Tortured 2-yr-old: No GHS400, No medical report – KATH doctors tell DOVVSU
Relatives of a two-year-old boy who suffered severe burns after he was tortured by his step mom are struggling to raise GHS 400 ($70) required by the Komfo Anokye Teaching Hospital (KATH), to prepare a medical report.
Without a medical report, the state cannot prosecute the suspect, 17-year-old Abena Tawiah who had been remanded into custody by the Nkawie Circuit Court.
The suspect who is a resident of Afari, a community in the Atwima Nwabiagya South District – is facing the court on a provisional charge of causing harm.
The victim (name withheld) suffered severe burns after the suspect plugged a water-heater until it reached its boiling point on the body of the victim on Saturday, November 23, 2019.
The boy was left with burns in the cheek, chin, nose and private parts.

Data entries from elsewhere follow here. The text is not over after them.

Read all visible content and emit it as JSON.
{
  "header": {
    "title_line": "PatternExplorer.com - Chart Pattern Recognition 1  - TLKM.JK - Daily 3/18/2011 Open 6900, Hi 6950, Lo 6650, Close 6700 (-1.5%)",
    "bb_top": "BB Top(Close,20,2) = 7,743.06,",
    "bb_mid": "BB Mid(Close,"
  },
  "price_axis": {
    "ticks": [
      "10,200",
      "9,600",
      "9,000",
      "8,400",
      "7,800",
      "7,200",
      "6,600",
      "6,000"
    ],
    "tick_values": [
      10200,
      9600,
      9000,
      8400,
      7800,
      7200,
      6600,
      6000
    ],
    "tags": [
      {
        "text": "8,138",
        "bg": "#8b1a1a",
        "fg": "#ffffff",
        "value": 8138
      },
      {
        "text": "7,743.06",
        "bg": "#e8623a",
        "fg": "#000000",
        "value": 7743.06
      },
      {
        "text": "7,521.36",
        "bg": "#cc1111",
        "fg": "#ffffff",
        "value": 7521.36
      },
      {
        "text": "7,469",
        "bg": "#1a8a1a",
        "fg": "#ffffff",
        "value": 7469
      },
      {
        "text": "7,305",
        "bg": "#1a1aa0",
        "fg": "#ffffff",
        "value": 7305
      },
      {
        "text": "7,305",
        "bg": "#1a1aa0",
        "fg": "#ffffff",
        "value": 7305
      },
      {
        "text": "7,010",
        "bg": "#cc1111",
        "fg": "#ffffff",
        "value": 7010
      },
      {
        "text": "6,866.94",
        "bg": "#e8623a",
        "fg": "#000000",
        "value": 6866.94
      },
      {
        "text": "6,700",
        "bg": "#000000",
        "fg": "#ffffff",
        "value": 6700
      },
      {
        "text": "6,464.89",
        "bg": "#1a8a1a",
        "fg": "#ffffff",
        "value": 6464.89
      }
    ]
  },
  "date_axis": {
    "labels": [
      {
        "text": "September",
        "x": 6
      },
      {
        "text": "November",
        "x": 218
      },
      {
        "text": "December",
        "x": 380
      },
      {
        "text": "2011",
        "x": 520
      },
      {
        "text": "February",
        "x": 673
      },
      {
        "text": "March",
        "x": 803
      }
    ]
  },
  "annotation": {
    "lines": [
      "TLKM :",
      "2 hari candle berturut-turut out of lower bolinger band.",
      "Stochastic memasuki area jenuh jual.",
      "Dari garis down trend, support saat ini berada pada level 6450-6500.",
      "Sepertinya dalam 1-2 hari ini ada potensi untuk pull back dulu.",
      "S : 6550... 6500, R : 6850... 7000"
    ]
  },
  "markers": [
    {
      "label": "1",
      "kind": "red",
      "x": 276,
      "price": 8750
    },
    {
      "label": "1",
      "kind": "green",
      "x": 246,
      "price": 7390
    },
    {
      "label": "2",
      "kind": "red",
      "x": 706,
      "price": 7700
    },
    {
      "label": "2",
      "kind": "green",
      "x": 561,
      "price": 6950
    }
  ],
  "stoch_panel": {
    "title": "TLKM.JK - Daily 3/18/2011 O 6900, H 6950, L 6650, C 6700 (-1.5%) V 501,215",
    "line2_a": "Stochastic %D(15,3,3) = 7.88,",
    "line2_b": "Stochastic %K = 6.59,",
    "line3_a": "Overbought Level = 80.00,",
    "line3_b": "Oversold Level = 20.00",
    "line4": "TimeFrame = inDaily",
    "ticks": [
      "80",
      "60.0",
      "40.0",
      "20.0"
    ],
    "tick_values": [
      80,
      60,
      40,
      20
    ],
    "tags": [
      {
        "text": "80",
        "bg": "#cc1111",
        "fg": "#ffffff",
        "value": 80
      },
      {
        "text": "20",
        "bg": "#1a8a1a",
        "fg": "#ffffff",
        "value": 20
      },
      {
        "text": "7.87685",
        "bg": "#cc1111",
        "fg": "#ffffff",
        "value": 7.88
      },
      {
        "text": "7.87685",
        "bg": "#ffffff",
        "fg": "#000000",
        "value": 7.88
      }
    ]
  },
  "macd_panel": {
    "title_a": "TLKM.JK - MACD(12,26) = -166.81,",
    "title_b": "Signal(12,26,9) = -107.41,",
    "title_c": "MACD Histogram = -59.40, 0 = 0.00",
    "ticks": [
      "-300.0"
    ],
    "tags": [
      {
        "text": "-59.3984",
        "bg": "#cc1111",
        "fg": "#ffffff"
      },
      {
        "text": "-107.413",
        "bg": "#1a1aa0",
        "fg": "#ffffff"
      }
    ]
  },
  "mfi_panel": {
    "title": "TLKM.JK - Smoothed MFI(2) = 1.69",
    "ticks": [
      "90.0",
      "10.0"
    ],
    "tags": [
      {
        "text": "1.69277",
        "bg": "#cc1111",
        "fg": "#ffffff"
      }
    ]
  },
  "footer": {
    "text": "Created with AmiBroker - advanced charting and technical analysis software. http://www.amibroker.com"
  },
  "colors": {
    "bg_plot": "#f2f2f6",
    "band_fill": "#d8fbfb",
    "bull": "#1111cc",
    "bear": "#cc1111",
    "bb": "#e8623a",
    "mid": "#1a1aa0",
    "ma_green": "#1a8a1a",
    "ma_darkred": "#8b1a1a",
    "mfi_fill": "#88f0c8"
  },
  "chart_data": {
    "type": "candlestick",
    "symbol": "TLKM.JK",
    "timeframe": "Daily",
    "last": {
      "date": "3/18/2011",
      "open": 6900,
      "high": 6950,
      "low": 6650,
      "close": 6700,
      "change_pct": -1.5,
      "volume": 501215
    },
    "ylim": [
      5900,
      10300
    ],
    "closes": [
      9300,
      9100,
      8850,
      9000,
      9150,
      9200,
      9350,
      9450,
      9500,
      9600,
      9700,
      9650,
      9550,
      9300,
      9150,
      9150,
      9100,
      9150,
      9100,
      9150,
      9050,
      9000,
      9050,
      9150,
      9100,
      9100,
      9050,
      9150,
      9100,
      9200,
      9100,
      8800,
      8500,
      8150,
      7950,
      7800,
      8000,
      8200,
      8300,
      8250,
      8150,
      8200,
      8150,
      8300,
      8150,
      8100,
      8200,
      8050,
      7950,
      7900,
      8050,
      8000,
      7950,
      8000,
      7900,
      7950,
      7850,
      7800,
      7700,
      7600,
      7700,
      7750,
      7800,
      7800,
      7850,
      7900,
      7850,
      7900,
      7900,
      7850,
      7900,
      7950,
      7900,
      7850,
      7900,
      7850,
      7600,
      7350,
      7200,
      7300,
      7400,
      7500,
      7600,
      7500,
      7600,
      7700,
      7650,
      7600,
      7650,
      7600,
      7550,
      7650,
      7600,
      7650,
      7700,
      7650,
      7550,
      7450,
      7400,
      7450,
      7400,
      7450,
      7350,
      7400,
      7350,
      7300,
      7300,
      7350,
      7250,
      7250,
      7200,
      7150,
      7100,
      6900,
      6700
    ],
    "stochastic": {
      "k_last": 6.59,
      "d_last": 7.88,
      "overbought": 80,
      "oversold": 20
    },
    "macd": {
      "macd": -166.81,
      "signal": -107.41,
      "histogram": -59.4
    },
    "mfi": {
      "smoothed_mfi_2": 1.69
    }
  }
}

Footages that went viral on social media showed marks of physical assault all over his body as he wept in pain.
He was receiving treatment at Komfo Anokye Teaching Hospital and has since been discharged.
Dailymailgh investigations at the Domestic Violence and Victim Support Unit (DOVVSU) at the Nkawie District Command has, however, revealed that the police is yet to be furnished with the report to complete their investigations.
“We are having a problem with the medical report of the child. So I am sending a letter to Komfo Anokye requesting that they should release the medical report for us”, a source at DOVVSU told Dailymailgh.
The police is also considering reaching out to the Municipal Assembly for support, the source further indicated.
When Dailymailgh contacted officials at the Komfo Anokye Teaching Hospital, they explained that the hospital cannot be held for the delay of the report, adding that it has been the standard practice for many years.
“The money is for the doctor to be able to respond to all further investigations even if he has to be present at the court to testify and so the money goes to the doctor and not the hospital”, spokesperson for KATH Kwame Frimpong said.
“This is not a medical care cost it is a medical report and it is in the armpit of the doctor”, he further clarified.
Funding by the state
Medical bills of such victims of child abuse is expected to be borne by the state, with the establishment of the Domestic Violence Support Fund.
This obligation on the state was confirmed by the Supreme Court decision in a suit brought by a legal practitioner, Martin Kpebu.
Human Rights advocates have criticised government of not doing enough to support such victims.
Like this two-year-old victim, help is yet to come from state institutions mandated to offer such assistance.
If the family is unable to secure the medical report, their pursuit of justice will be impaired as the traumatized two-year-old boy continues to struggle.
Source: J. Ofori, Daily Mail GH